Mexico City–In October 2009, Mexican President Felipe Calderón ordered the destruction of the publicly owned City Light and Power Company, and with it the destruction of the union. The union members, men and women, were informed only by watching television, where we heard that troops would stealthily be occupying our workplaces.
I had been working with City Light and Power–a company with a 150-year history–for about 15 years, before Calderón destroyed it. I had previously worked 12 years as a service worker with the Mexican Electricians Union (Sindicato Mexicano de Electricistas, SME), so together I’ve worked in the industry about 27 years as a union worker.
There was a highly contested election in the union. In our statutes it says that every worker has the right to join with other workers to form groups to discuss internal union politics, and that is what we did. There was a split between the union president Martín Esparza and Alejandro Muñoz, who tapped most into the feelings of those of us who were fed up with corruption. We rank-and-file workers said, “Enough is enough,” and went with Muñoz.
We went before the governmental Board of Conciliation and Arbitration to question the legality and transparency of the union election. We used legal means, and the government took advantage of this in their coup of Oct. 11 when they took over City Light and Power.
Some of the women workers got together the next day at the union hall as soon as we heard, and we were there all day and night. There were meetings and assemblies, with the leaders of both currents of the split debating the way forward. During this internal struggle, Muñoz–who had always said, “When our jobs and our union are at risk, we have to form a united front”–went back on his word.
The two leaders went their separate ways. The way I see it, Muñoz ended up driving about half of the members to accept a severance deal with the government. It’s not just by chance that about 15,000 workers took the deal within the first month.
Now there are only about 12,000 of us, down from 45,000. About three-fourths of us are gone. Some of this is purely because we lost our jobs so quickly.
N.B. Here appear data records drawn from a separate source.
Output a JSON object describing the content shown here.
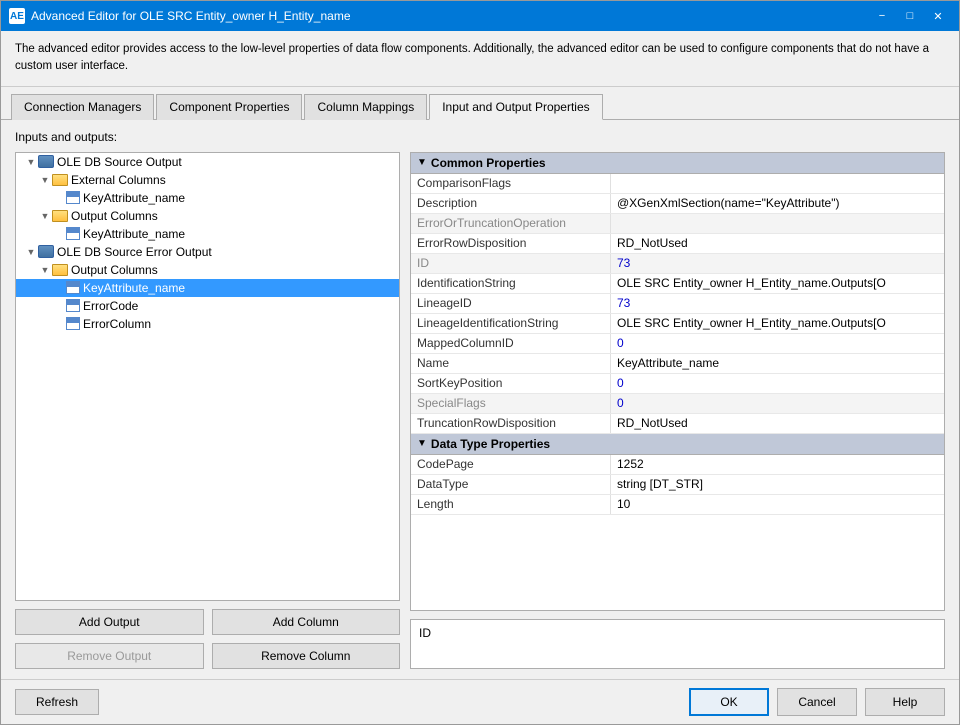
{
  "window": {
    "title": "Advanced Editor for OLE SRC Entity_owner H_Entity_name",
    "icon": "AE"
  },
  "info": {
    "text": "The advanced editor provides access to the low-level properties of data flow components. Additionally, the advanced editor can be used to configure components that do not have a custom user interface."
  },
  "tabs": [
    {
      "label": "Connection Managers",
      "active": false
    },
    {
      "label": "Component Properties",
      "active": false
    },
    {
      "label": "Column Mappings",
      "active": false
    },
    {
      "label": "Input and Output Properties",
      "active": true
    }
  ],
  "section_label": "Inputs and outputs:",
  "tree": {
    "items": [
      {
        "level": 1,
        "label": "OLE DB Source Output",
        "icon": "db",
        "expanded": true,
        "expandable": true
      },
      {
        "level": 2,
        "label": "External Columns",
        "icon": "folder",
        "expanded": true,
        "expandable": true
      },
      {
        "level": 3,
        "label": "KeyAttribute_name",
        "icon": "col",
        "expandable": false
      },
      {
        "level": 2,
        "label": "Output Columns",
        "icon": "folder",
        "expanded": true,
        "expandable": true
      },
      {
        "level": 3,
        "label": "KeyAttribute_name",
        "icon": "col",
        "expandable": false
      },
      {
        "level": 1,
        "label": "OLE DB Source Error Output",
        "icon": "db",
        "expanded": true,
        "expandable": true
      },
      {
        "level": 2,
        "label": "Output Columns",
        "icon": "folder",
        "expanded": true,
        "expandable": true
      },
      {
        "level": 3,
        "label": "KeyAttribute_name",
        "icon": "col",
        "selected": true,
        "expandable": false
      },
      {
        "level": 3,
        "label": "ErrorCode",
        "icon": "col",
        "expandable": false
      },
      {
        "level": 3,
        "label": "ErrorColumn",
        "icon": "col",
        "expandable": false
      }
    ]
  },
  "buttons": {
    "add_output": "Add Output",
    "add_column": "Add Column",
    "remove_output": "Remove Output",
    "remove_column": "Remove Column"
  },
  "properties": {
    "sections": [
      {
        "name": "Common Properties",
        "expanded": true,
        "rows": [
          {
            "name": "ComparisonFlags",
            "value": "",
            "greyed": false
          },
          {
            "name": "Description",
            "value": "@XGenXmlSection(name=\"KeyAttribute\")",
            "greyed": false
          },
          {
            "name": "ErrorOrTruncationOperation",
            "value": "",
            "greyed": true
          },
          {
            "name": "ErrorRowDisposition",
            "value": "RD_NotUsed",
            "greyed": false
          },
          {
            "name": "ID",
            "value": "73",
            "greyed": true,
            "blue": true
          },
          {
            "name": "IdentificationString",
            "value": "OLE SRC Entity_owner H_Entity_name.Outputs[O",
            "greyed": false
          },
          {
            "name": "LineageID",
            "value": "73",
            "greyed": false,
            "blue": true
          },
          {
            "name": "LineageIdentificationString",
            "value": "OLE SRC Entity_owner H_Entity_name.Outputs[O",
            "greyed": false
          },
          {
            "name": "MappedColumnID",
            "value": "0",
            "greyed": false,
            "blue": true
          },
          {
            "name": "Name",
            "value": "KeyAttribute_name",
            "greyed": false
          },
          {
            "name": "SortKeyPosition",
            "value": "0",
            "greyed": false,
            "blue": true
          },
          {
            "name": "SpecialFlags",
            "value": "0",
            "greyed": true,
            "blue": true
          },
          {
            "name": "TruncationRowDisposition",
            "value": "RD_NotUsed",
            "greyed": false
          }
        ]
      },
      {
        "name": "Data Type Properties",
        "expanded": true,
        "rows": [
          {
            "name": "CodePage",
            "value": "1252",
            "greyed": false
          },
          {
            "name": "DataType",
            "value": "string [DT_STR]",
            "greyed": false
          },
          {
            "name": "Length",
            "value": "10",
            "greyed": false
          }
        ]
      }
    ]
  },
  "id_box": {
    "label": "ID"
  },
  "footer": {
    "refresh": "Refresh",
    "ok": "OK",
    "cancel": "Cancel",
    "help": "Help"
  }
}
One day we said to each other “See you Monday,” and then the work disappeared. Others left the union and said, “I’m not sticking around, because it’s not clear where this movement is going.”
In the first few days the response of some of the workers was very energetic and militant. We demonstrated at all the buildings, we blocked entrances so nobody could leave or enter. But those who went in the split with Muñoz said, “No, we have to negotiate with the government, they’re offering cooperation, money, etc.”
Those of us who remained in the resistance were led by Martín Esparza who, it is true, probably half of the 45,000 union members suspected of being corrupt. But he stayed on, and over that nine-month period gained recognition because he’s been at the forefront of the struggle. He has continued with the struggle, although the government doesn’t recognize him as the legitimate and legal representative of the union.
They are taking advantage of the fact that many of us who are still fighting for the union don’t trust Martín to be the leader, to continue for a second term. Whether he is recognized as the Secretary General or not, the most important thing is that he’s leading the resistance and that he’s stayed with that perspective, that direction.
The true motive of the government coup is to eliminate the union; it’s a cornerstone of their privatization project. But after nine months, a solid number of workers are still resisting. Those of us who are still fighting, think differently. We’re going to the general population and telling them that this isn’t just an attack on the electricians’ union, but an attack on the working class.
This experience has transformed our thinking of this as just a union problem. Now we see it as a problem inherent in the system. Continuing the resistance and not accepting the government severance has created a new type of worker through a leap of working class consciousness. This is the type of transformation we’ve gone through for more than a year.
–Woman electrical worker, SME
(Translated from Spanish by Brown Douglass)